Problem requirements: The task calls for an exact copy of the records, without any images.

****

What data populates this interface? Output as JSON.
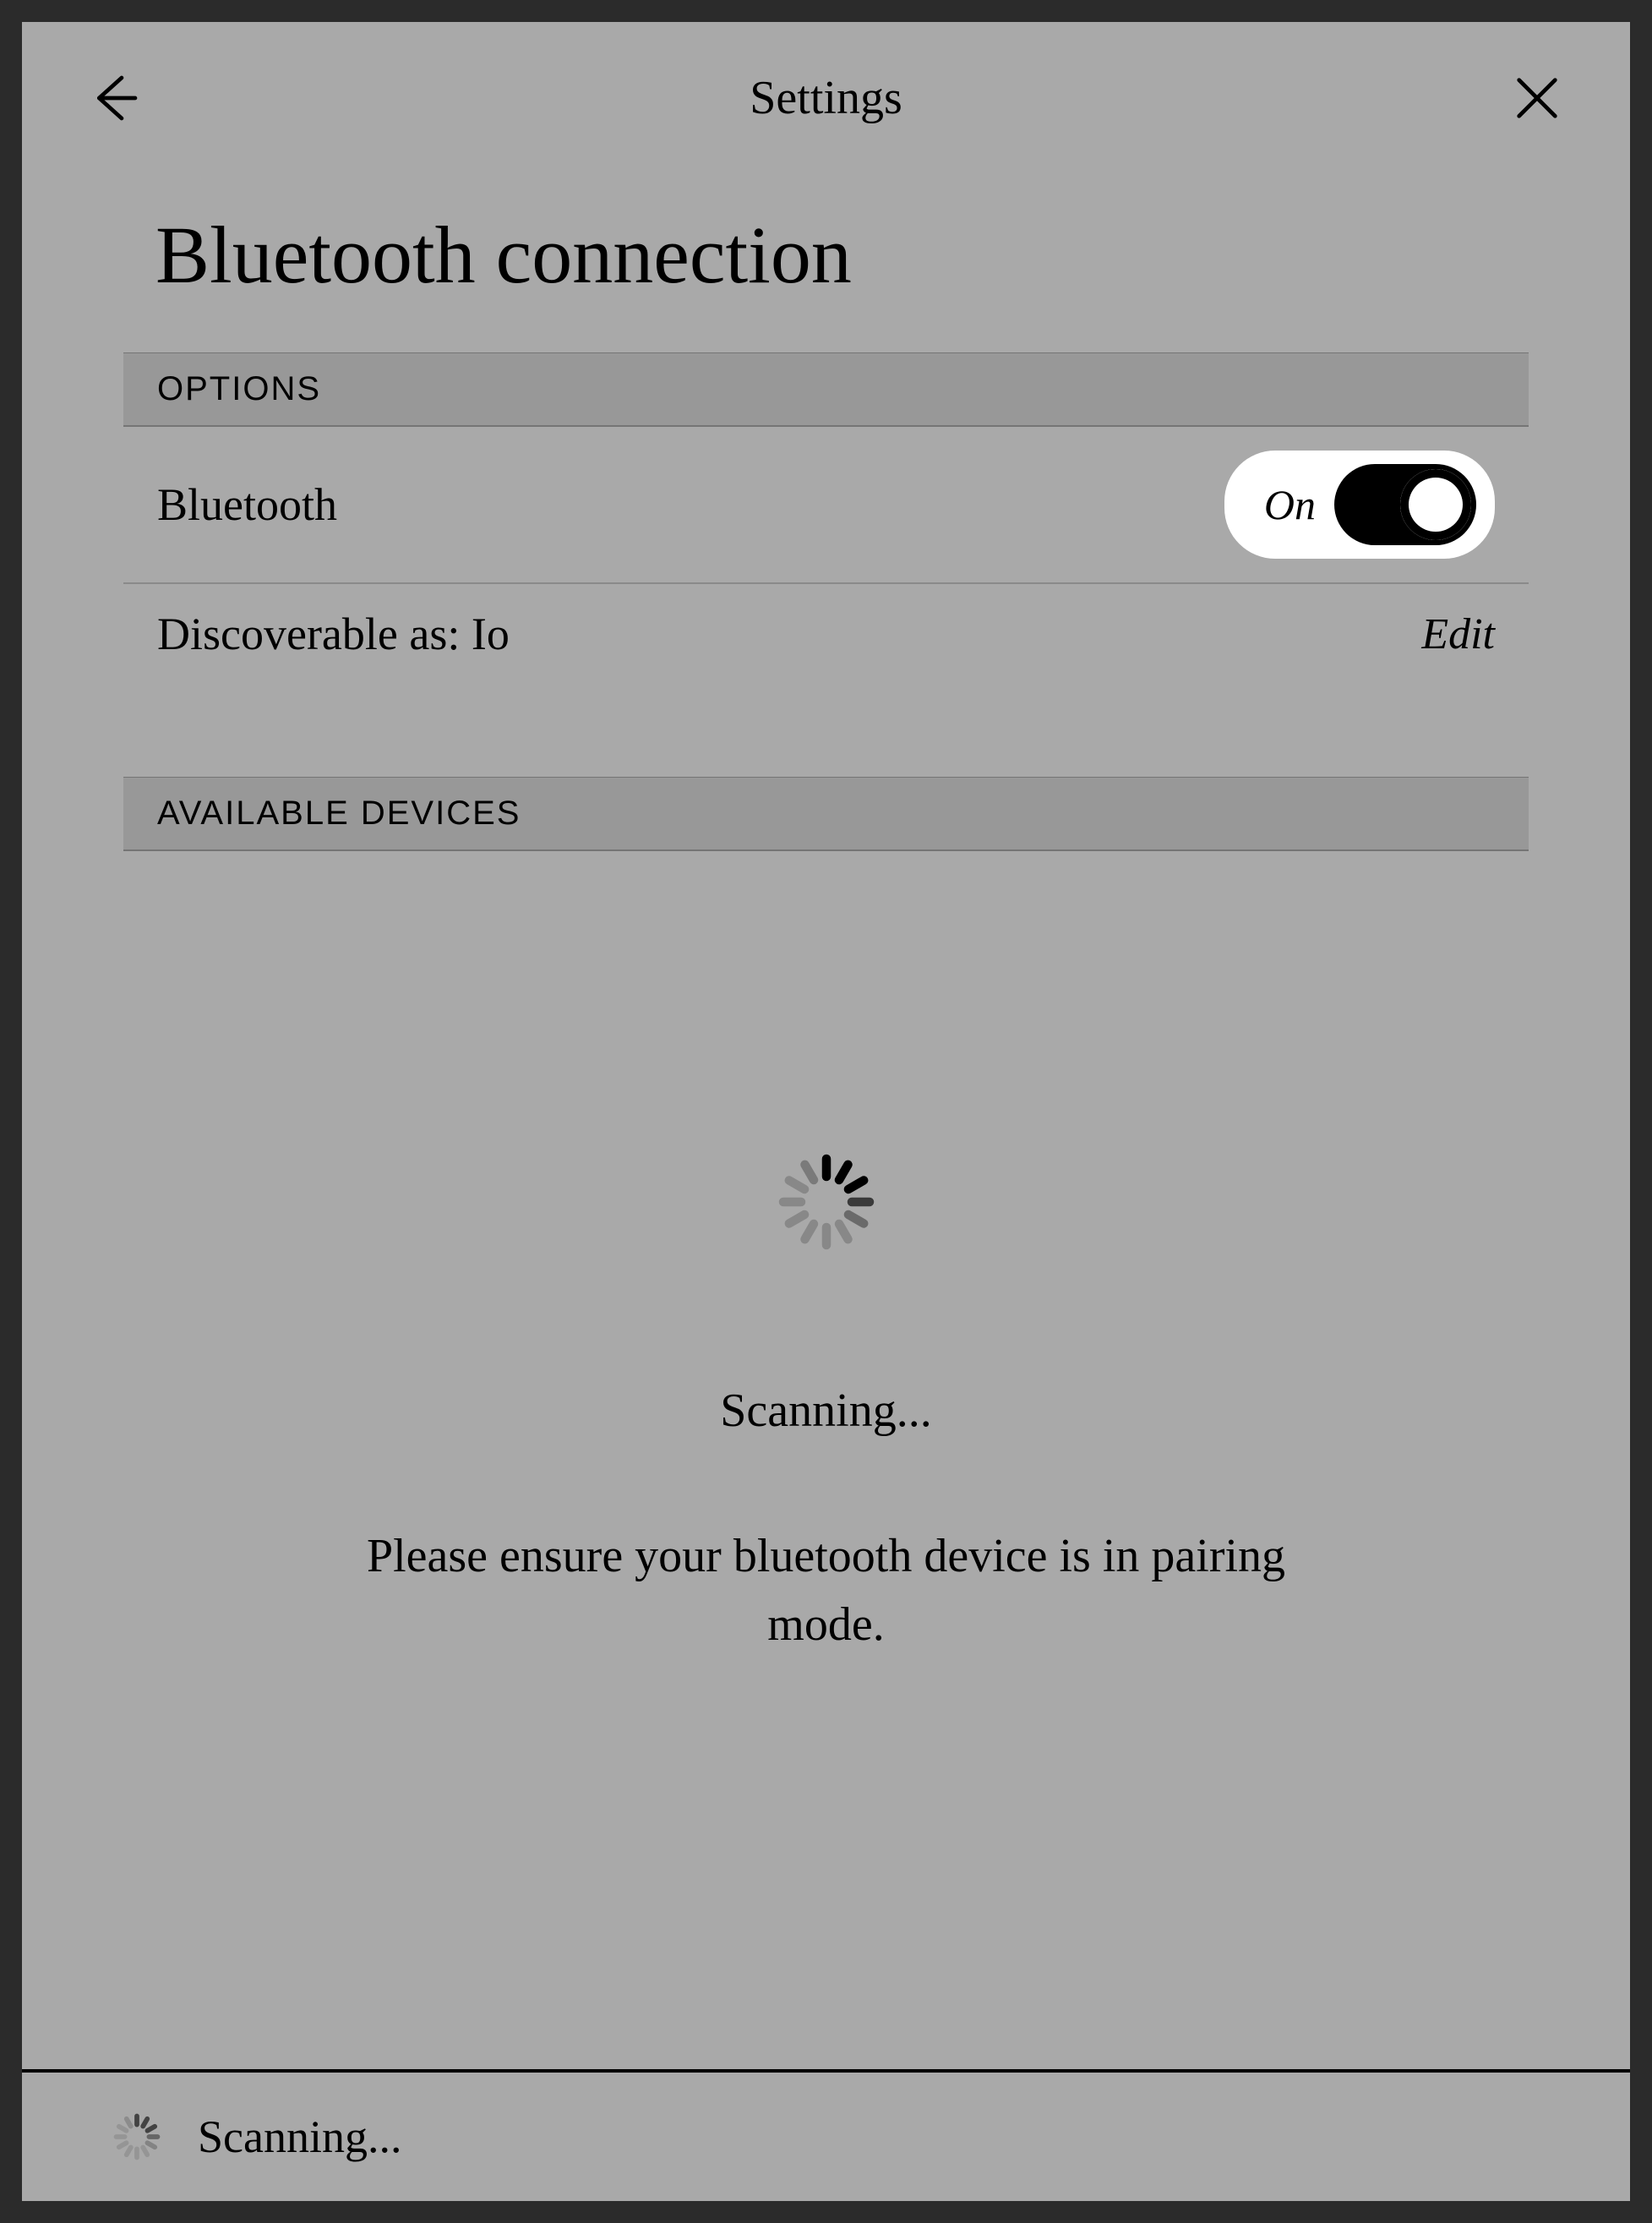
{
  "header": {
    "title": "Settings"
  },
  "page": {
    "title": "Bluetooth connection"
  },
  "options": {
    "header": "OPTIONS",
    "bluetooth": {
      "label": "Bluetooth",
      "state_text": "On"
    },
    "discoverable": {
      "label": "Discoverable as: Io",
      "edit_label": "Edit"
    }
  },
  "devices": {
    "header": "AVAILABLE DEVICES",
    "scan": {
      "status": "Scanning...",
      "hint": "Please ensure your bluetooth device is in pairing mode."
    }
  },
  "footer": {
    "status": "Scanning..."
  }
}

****

Written response:
What data populates this interface? Output as JSON.
{
  "header": {
    "title": "Settings"
  },
  "page": {
    "title": "Bluetooth connection"
  },
  "options": {
    "header": "OPTIONS",
    "bluetooth": {
      "label": "Bluetooth",
      "state_text": "On"
    },
    "discoverable": {
      "label": "Discoverable as: Io",
      "edit_label": "Edit"
    }
  },
  "devices": {
    "header": "AVAILABLE DEVICES",
    "scan": {
      "status": "Scanning...",
      "hint": "Please ensure your bluetooth device is in pairing mode."
    }
  },
  "footer": {
    "status": "Scanning..."
  }
}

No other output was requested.